# What is expected
Give back the whole listing exactly, line by line.

# Material supplied
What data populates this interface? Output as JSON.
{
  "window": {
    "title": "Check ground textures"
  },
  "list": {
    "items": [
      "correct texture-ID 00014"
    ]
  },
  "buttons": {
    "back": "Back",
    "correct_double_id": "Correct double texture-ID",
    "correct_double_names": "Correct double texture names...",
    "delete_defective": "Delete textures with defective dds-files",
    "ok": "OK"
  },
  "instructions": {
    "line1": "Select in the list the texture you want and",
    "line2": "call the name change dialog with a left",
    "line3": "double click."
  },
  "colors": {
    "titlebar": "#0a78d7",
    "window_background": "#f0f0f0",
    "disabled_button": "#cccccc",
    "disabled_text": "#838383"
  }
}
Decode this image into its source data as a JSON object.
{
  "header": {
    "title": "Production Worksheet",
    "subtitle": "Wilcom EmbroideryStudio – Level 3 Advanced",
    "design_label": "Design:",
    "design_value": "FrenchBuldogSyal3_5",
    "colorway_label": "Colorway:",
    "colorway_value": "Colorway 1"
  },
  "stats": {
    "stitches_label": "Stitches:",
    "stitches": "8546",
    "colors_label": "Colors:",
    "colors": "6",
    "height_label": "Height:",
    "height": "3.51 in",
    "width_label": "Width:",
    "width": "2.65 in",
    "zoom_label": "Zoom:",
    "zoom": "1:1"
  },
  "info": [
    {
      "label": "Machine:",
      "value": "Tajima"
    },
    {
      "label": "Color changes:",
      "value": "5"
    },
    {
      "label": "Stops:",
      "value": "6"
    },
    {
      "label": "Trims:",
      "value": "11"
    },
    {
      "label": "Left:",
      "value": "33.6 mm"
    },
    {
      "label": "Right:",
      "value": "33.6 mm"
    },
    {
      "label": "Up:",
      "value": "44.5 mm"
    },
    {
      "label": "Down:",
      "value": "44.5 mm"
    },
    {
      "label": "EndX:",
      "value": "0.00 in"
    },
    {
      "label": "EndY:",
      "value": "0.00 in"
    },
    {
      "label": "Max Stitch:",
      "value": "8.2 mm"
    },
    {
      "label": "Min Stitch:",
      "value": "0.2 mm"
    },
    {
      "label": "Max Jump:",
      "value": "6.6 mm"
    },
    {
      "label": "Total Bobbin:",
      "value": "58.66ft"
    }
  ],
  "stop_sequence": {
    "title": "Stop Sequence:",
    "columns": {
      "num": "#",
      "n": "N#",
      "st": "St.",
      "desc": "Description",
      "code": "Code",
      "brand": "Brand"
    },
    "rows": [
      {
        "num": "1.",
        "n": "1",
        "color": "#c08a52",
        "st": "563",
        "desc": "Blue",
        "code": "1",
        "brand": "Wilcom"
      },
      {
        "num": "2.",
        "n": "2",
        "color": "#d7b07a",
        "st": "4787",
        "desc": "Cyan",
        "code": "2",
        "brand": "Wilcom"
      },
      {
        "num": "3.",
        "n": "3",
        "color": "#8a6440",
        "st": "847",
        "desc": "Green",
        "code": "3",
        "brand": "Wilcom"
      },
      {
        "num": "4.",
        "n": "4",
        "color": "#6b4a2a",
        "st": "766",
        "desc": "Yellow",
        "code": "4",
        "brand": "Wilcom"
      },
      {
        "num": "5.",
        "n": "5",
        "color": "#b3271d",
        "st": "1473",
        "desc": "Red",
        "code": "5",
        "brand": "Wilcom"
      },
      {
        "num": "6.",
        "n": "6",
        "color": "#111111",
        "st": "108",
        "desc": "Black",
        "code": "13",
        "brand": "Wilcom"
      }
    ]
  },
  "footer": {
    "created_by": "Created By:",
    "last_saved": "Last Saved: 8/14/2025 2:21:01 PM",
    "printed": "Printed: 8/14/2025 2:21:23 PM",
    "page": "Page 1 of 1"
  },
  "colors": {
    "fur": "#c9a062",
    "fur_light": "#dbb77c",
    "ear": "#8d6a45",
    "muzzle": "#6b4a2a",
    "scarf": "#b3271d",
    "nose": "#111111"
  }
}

# Finished task
What data populates this interface? Output as JSON.
{
  "window": {
    "title": "Check ground textures"
  },
  "list": {
    "items": [
      "correct texture-ID 00014"
    ]
  },
  "buttons": {
    "back": "Back",
    "correct_double_id": "Correct double texture-ID",
    "correct_double_names": "Correct double texture names...",
    "delete_defective": "Delete textures with defective dds-files",
    "ok": "OK"
  },
  "instructions": {
    "line1": "Select in the list the texture you want and",
    "line2": "call the name change dialog with a left",
    "line3": "double click."
  },
  "colors": {
    "titlebar": "#0a78d7",
    "window_background": "#f0f0f0",
    "disabled_button": "#cccccc",
    "disabled_text": "#838383"
  }
}
Decode this image into its source data as a JSON object.
{
  "header": {
    "title": "Production Worksheet",
    "subtitle": "Wilcom EmbroideryStudio – Level 3 Advanced",
    "design_label": "Design:",
    "design_value": "FrenchBuldogSyal3_5",
    "colorway_label": "Colorway:",
    "colorway_value": "Colorway 1"
  },
  "stats": {
    "stitches_label": "Stitches:",
    "stitches": "8546",
    "colors_label": "Colors:",
    "colors": "6",
    "height_label": "Height:",
    "height": "3.51 in",
    "width_label": "Width:",
    "width": "2.65 in",
    "zoom_label": "Zoom:",
    "zoom": "1:1"
  },
  "info": [
    {
      "label": "Machine:",
      "value": "Tajima"
    },
    {
      "label": "Color changes:",
      "value": "5"
    },
    {
      "label": "Stops:",
      "value": "6"
    },
    {
      "label": "Trims:",
      "value": "11"
    },
    {
      "label": "Left:",
      "value": "33.6 mm"
    },
    {
      "label": "Right:",
      "value": "33.6 mm"
    },
    {
      "label": "Up:",
      "value": "44.5 mm"
    },
    {
      "label": "Down:",
      "value": "44.5 mm"
    },
    {
      "label": "EndX:",
      "value": "0.00 in"
    },
    {
      "label": "EndY:",
      "value": "0.00 in"
    },
    {
      "label": "Max Stitch:",
      "value": "8.2 mm"
    },
    {
      "label": "Min Stitch:",
      "value": "0.2 mm"
    },
    {
      "label": "Max Jump:",
      "value": "6.6 mm"
    },
    {
      "label": "Total Bobbin:",
      "value": "58.66ft"
    }
  ],
  "stop_sequence": {
    "title": "Stop Sequence:",
    "columns": {
      "num": "#",
      "n": "N#",
      "st": "St.",
      "desc": "Description",
      "code": "Code",
      "brand": "Brand"
    },
    "rows": [
      {
        "num": "1.",
        "n": "1",
        "color": "#c08a52",
        "st": "563",
        "desc": "Blue",
        "code": "1",
        "brand": "Wilcom"
      },
      {
        "num": "2.",
        "n": "2",
        "color": "#d7b07a",
        "st": "4787",
        "desc": "Cyan",
        "code": "2",
        "brand": "Wilcom"
      },
      {
        "num": "3.",
        "n": "3",
        "color": "#8a6440",
        "st": "847",
        "desc": "Green",
        "code": "3",
        "brand": "Wilcom"
      },
      {
        "num": "4.",
        "n": "4",
        "color": "#6b4a2a",
        "st": "766",
        "desc": "Yellow",
        "code": "4",
        "brand": "Wilcom"
      },
      {
        "num": "5.",
        "n": "5",
        "color": "#b3271d",
        "st": "1473",
        "desc": "Red",
        "code": "5",
        "brand": "Wilcom"
      },
      {
        "num": "6.",
        "n": "6",
        "color": "#111111",
        "st": "108",
        "desc": "Black",
        "code": "13",
        "brand": "Wilcom"
      }
    ]
  },
  "footer": {
    "created_by": "Created By:",
    "last_saved": "Last Saved: 8/14/2025 2:21:01 PM",
    "printed": "Printed: 8/14/2025 2:21:23 PM",
    "page": "Page 1 of 1"
  },
  "colors": {
    "fur": "#c9a062",
    "fur_light": "#dbb77c",
    "ear": "#8d6a45",
    "muzzle": "#6b4a2a",
    "scarf": "#b3271d",
    "nose": "#111111"
  }
}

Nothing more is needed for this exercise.